Start of Block
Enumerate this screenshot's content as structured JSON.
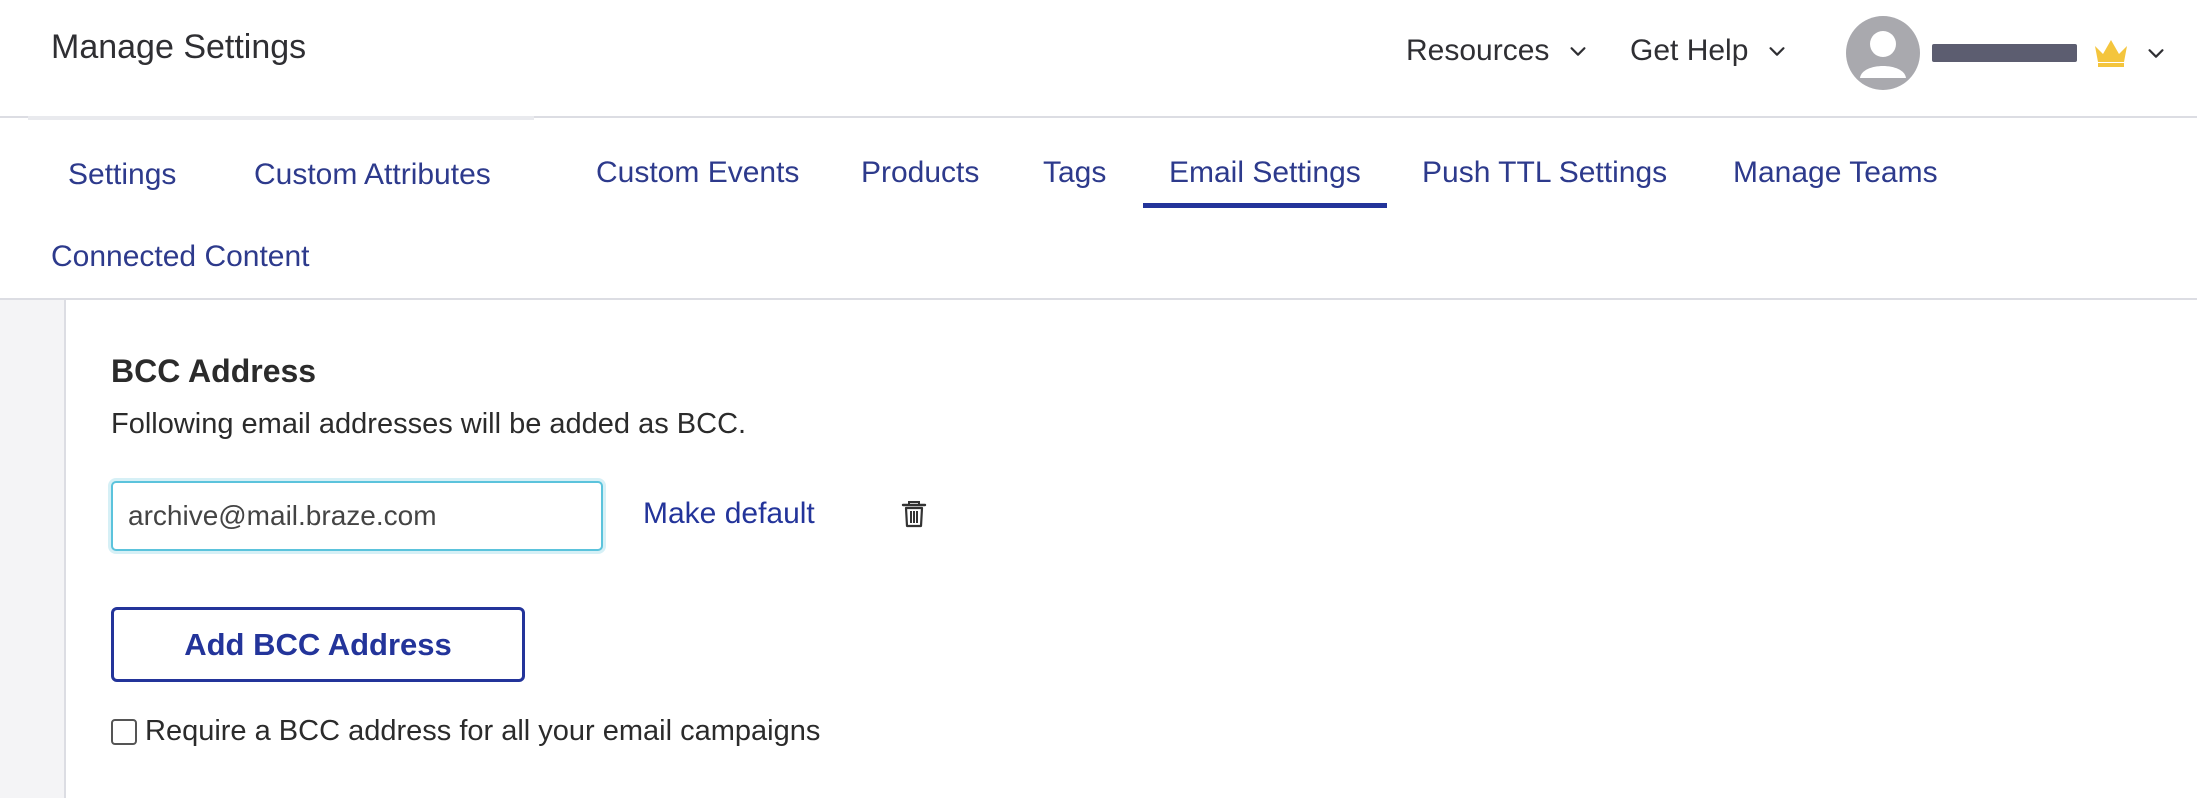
{
  "header": {
    "title": "Manage Settings",
    "menus": [
      {
        "label": "Resources",
        "icon": "chevron-down-icon"
      },
      {
        "label": "Get Help",
        "icon": "chevron-down-icon"
      }
    ],
    "user": {
      "avatar_icon": "user-avatar-icon",
      "badge_icon": "crown-icon",
      "badge_color": "#f4c53d",
      "menu_icon": "chevron-down-icon"
    }
  },
  "tabs": [
    {
      "label": "Settings"
    },
    {
      "label": "Custom Attributes"
    },
    {
      "label": "Custom Events"
    },
    {
      "label": "Products"
    },
    {
      "label": "Tags"
    },
    {
      "label": "Email Settings",
      "active": true
    },
    {
      "label": "Push TTL Settings"
    },
    {
      "label": "Manage Teams"
    },
    {
      "label": "Connected Content"
    }
  ],
  "bcc": {
    "title": "BCC Address",
    "description": "Following email addresses will be added as BCC.",
    "addresses": [
      {
        "value": "archive@mail.braze.com",
        "make_default_label": "Make default",
        "delete_icon": "trash-icon"
      }
    ],
    "add_button_label": "Add BCC Address",
    "require_label": "Require a BCC address for all your email campaigns",
    "require_checked": false
  },
  "colors": {
    "accent": "#23349a",
    "tab_text": "#2d3a8c",
    "input_focus": "#5bc3dc"
  }
}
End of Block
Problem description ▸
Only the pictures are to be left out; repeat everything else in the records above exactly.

Problem solution ▸
Enumerate this screenshot's content as structured JSON.
{
  "header": {
    "title": "Manage Settings",
    "menus": [
      {
        "label": "Resources",
        "icon": "chevron-down-icon"
      },
      {
        "label": "Get Help",
        "icon": "chevron-down-icon"
      }
    ],
    "user": {
      "avatar_icon": "user-avatar-icon",
      "badge_icon": "crown-icon",
      "badge_color": "#f4c53d",
      "menu_icon": "chevron-down-icon"
    }
  },
  "tabs": [
    {
      "label": "Settings"
    },
    {
      "label": "Custom Attributes"
    },
    {
      "label": "Custom Events"
    },
    {
      "label": "Products"
    },
    {
      "label": "Tags"
    },
    {
      "label": "Email Settings",
      "active": true
    },
    {
      "label": "Push TTL Settings"
    },
    {
      "label": "Manage Teams"
    },
    {
      "label": "Connected Content"
    }
  ],
  "bcc": {
    "title": "BCC Address",
    "description": "Following email addresses will be added as BCC.",
    "addresses": [
      {
        "value": "archive@mail.braze.com",
        "make_default_label": "Make default",
        "delete_icon": "trash-icon"
      }
    ],
    "add_button_label": "Add BCC Address",
    "require_label": "Require a BCC address for all your email campaigns",
    "require_checked": false
  },
  "colors": {
    "accent": "#23349a",
    "tab_text": "#2d3a8c",
    "input_focus": "#5bc3dc"
  }
}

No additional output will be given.